[Page and application data records]
============
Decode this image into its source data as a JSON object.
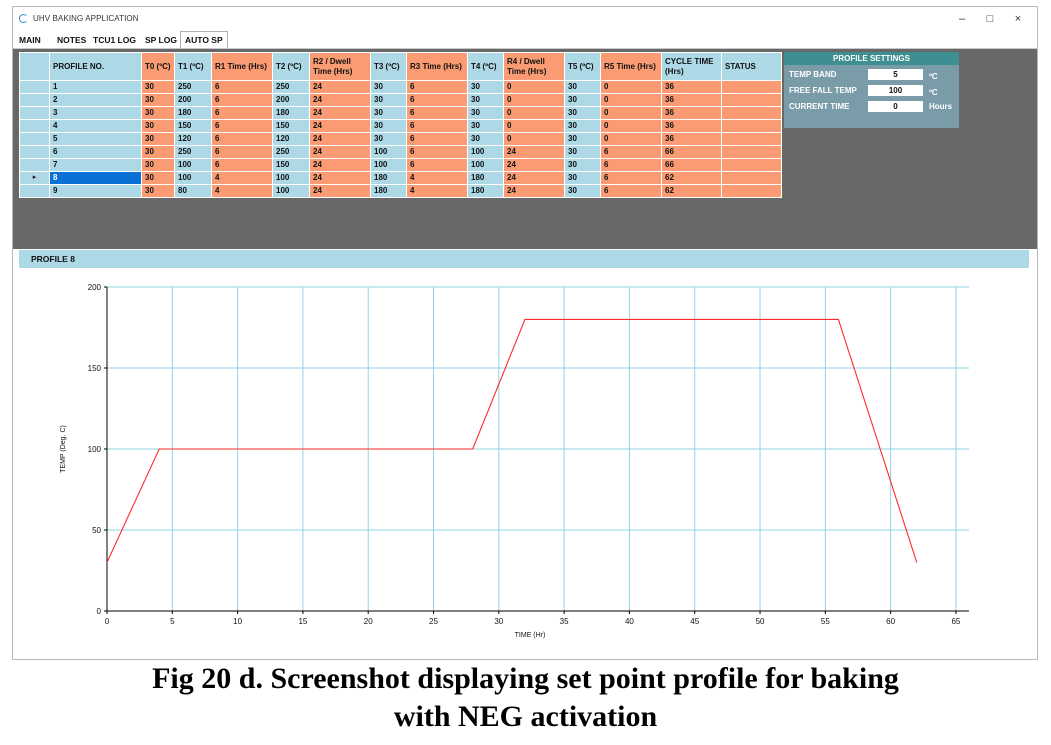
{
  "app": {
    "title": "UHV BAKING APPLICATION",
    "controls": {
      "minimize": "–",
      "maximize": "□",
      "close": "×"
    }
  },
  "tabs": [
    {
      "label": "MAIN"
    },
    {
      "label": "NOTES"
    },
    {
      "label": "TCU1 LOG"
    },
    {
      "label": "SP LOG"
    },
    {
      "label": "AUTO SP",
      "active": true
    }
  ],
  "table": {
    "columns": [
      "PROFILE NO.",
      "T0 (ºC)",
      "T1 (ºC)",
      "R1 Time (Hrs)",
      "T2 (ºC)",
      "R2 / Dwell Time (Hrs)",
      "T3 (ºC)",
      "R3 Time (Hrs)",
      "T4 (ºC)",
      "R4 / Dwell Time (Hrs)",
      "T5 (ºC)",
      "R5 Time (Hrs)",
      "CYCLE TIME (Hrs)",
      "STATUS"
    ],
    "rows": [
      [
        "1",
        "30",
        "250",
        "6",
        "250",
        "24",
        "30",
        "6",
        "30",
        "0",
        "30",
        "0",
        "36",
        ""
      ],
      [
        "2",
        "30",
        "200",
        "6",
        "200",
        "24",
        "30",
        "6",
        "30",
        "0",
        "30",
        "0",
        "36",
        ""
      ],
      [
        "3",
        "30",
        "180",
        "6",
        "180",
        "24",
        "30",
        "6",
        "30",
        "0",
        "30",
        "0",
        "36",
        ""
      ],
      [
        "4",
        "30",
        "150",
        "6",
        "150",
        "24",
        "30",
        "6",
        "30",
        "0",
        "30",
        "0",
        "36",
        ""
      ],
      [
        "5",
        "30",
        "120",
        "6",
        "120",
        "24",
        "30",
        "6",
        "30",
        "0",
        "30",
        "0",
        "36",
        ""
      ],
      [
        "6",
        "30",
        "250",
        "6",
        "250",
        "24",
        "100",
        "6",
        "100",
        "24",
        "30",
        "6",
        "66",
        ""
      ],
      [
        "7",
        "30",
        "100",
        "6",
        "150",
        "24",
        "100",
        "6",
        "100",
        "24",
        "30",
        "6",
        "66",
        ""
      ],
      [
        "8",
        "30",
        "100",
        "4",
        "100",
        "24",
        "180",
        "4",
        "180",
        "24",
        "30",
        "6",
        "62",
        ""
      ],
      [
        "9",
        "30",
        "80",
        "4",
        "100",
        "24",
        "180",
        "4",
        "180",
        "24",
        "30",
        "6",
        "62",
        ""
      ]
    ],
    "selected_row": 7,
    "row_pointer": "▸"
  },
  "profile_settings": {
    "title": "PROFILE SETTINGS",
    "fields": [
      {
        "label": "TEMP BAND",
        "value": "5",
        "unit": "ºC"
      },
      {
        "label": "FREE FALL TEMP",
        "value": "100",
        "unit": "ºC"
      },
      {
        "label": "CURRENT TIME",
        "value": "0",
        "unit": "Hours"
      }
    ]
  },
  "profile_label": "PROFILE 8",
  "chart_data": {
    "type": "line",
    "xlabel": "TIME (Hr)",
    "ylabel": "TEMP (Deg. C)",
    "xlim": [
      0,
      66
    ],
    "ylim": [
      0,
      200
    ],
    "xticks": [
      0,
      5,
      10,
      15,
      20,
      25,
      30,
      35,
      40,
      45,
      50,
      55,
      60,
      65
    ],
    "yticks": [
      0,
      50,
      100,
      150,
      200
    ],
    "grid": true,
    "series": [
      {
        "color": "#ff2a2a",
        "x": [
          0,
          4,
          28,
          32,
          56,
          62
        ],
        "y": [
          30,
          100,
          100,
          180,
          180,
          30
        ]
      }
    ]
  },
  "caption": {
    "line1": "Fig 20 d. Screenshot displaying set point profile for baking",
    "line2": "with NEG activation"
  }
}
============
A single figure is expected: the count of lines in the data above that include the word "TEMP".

### COMPLETED EXERCISE
3